Related Research Unit(s)


Awarding Institution
  • Jenny LEE (Supervisor)
  • Syed AKHTAR (Supervisor)
  • Andrew CHAN (Supervisor)
Award date2 Oct 2015

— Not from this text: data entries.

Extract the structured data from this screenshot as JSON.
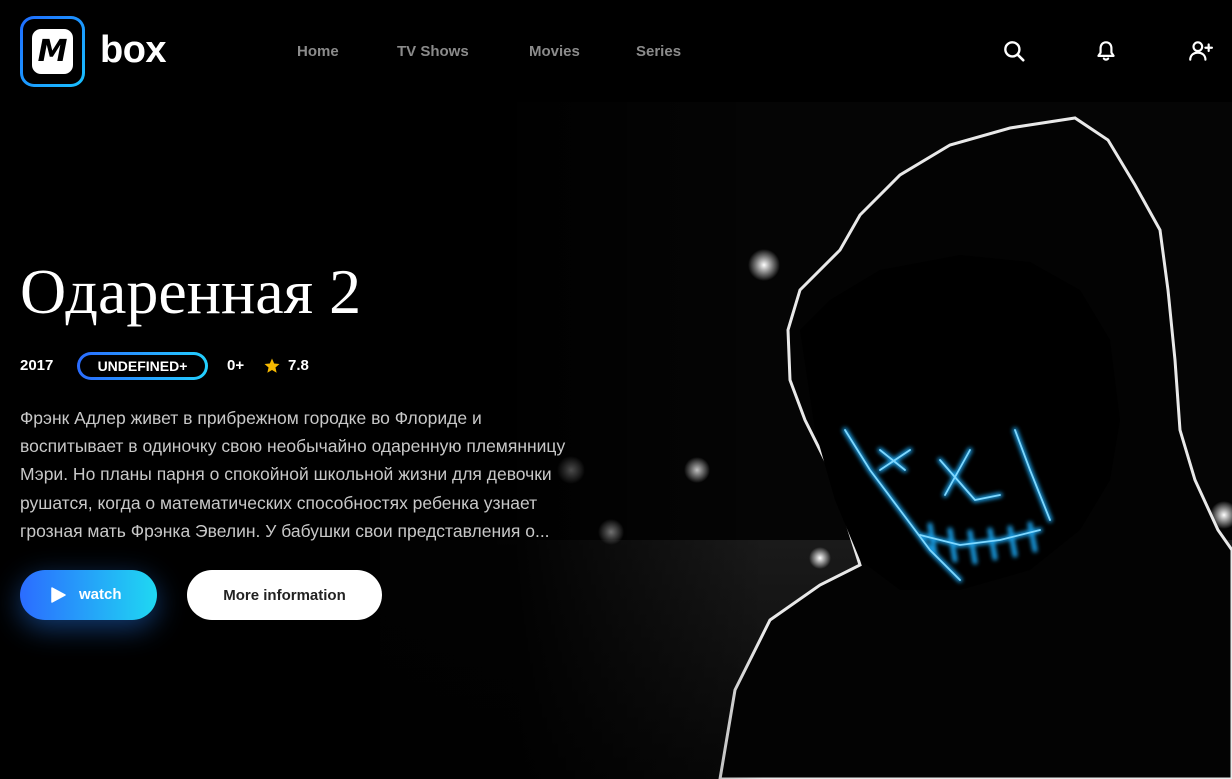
{
  "brand": {
    "logo_letter": "M",
    "name": "box"
  },
  "nav": {
    "items": [
      "Home",
      "TV Shows",
      "Movies",
      "Series"
    ]
  },
  "header_icons": [
    "search-icon",
    "bell-icon",
    "add-user-icon"
  ],
  "hero": {
    "title": "Одаренная 2",
    "year": "2017",
    "badge": "UNDEFINED+",
    "age": "0+",
    "rating": "7.8",
    "description": "Фрэнк Адлер живет в прибрежном городке во Флориде и воспитывает в одиночку свою необычайно одаренную племянницу Мэри. Но планы парня о спокойной школьной жизни для девочки рушатся, когда о математических способностях ребенка узнает грозная мать Фрэнка Эвелин. У бабушки свои представления о...",
    "watch_label": "watch",
    "info_label": "More information"
  },
  "colors": {
    "accent_start": "#2b6cff",
    "accent_end": "#1fd8f2",
    "neon": "#1ea8ff",
    "star": "#f5b800"
  }
}
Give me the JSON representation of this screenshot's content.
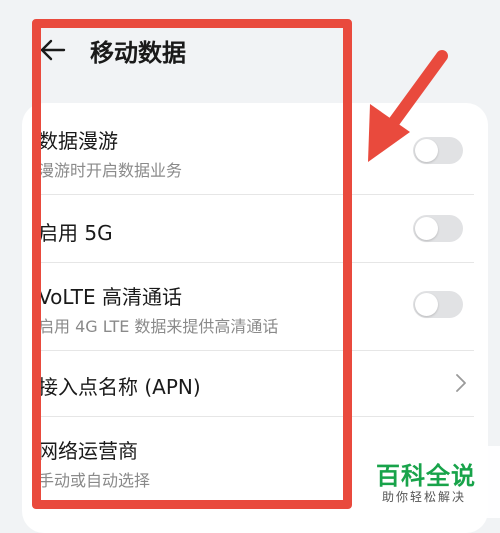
{
  "header": {
    "title": "移动数据",
    "back_icon": "back-arrow-icon"
  },
  "settings": [
    {
      "title": "数据漫游",
      "subtitle": "漫游时开启数据业务",
      "control": "toggle",
      "state": "off"
    },
    {
      "title": "启用 5G",
      "control": "toggle",
      "state": "off"
    },
    {
      "title": "VoLTE 高清通话",
      "subtitle": "启用 4G LTE 数据来提供高清通话",
      "control": "toggle",
      "state": "off"
    },
    {
      "title": "接入点名称 (APN)",
      "control": "chevron",
      "icon": "chevron-right-icon"
    },
    {
      "title": "网络运营商",
      "subtitle": "手动或自动选择"
    }
  ],
  "watermark": {
    "main": "百科全说",
    "sub": "助你轻松解决"
  },
  "colors": {
    "background": "#f1f3f5",
    "card": "#ffffff",
    "toggle_off": "#e1e2e4",
    "annotation_red": "#e94a3d",
    "watermark_green": "#18a34a"
  }
}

Proactive behavior refers to anticipatory, future- or change-oriented, self-starting behaviors at work. Such behavior is very important for modern organizations because they are facing fast change, fierce competition and great uncertainty. Thus, there has been a surge of research on identifying the predictors of proactivity over the past two decades. Among these, it has been noted that supervisors can play a critical role in promoting employee proactive behavior. Several research gaps, however, are identified after reviewing the extant literature. First, current research has mainly focused on the impact of positive supervisor behaviors such as supervisor support and supervisor's transformational leader behaviors. In reality, supervisors can be abusive or destructive (Einarsen, Aasland, & Skogstad, 2007), and this aspect has not gained adequate attention in the proactivity literature. Additionally, although abusive supervision research has theorized and tested the moderating role of organizational identification in influencing how subordinates respond to supervisory abuse, the results are not consistent. To address these gaps, I draw from the transactional model of stress (Lazarus & Folkman, 1984, 1987), and argue that abusive supervision is negatively related to employee proactive behavior and the interactive effect of abusive supervision and organizational identification on employee proactivity is contingent on individual affective disposition (positive trait affectivity). Thus, there is a three-way interaction of abusive supervision, organizational identification and positive affectivity in influencing employee proactivity. I conducted two multisource studies to test the above hypotheses. In Study 1, I focused on general proactivity, that is, personal initiative. Using data from a sample of 165 dentists and their immediate supervisors from two hospitals, I found that abusive supervision was negatively associated with personal initiative, and when organizational identification was low and positive affectivity was high, the relationship between abusive supervision and personal initiative was the most negative. In Study 2, I used different measures of proactive behaviors (i.e., organizational proactive behavior, supervisory proactive behavior and coworker-directed proactive behavior) to test the robustness and generalizability of the findings in Study 1. Data were collected from 226 employees and their direct supervisors of a large transportation company in China. The results showed that abusive supervision was only negatively associated with supervisory proactive behavior and the three-way interaction of abusive supervision, organizational identification and positive affectivity on three forms of proactive behaviors were all significant. Finally, this dissertation summarizes the main findings, discusses the theoretical and practical implications, and indicates limitations and future research directions. Keywords: Proactive behavior, Abusive supervision, Organizational identification, Positive affectivity

    Research areas

  • Psychological aspects, Supervision of employees, Identification (Psychology), Affect (Psychology), Organizational behavior, Bullying in the workplace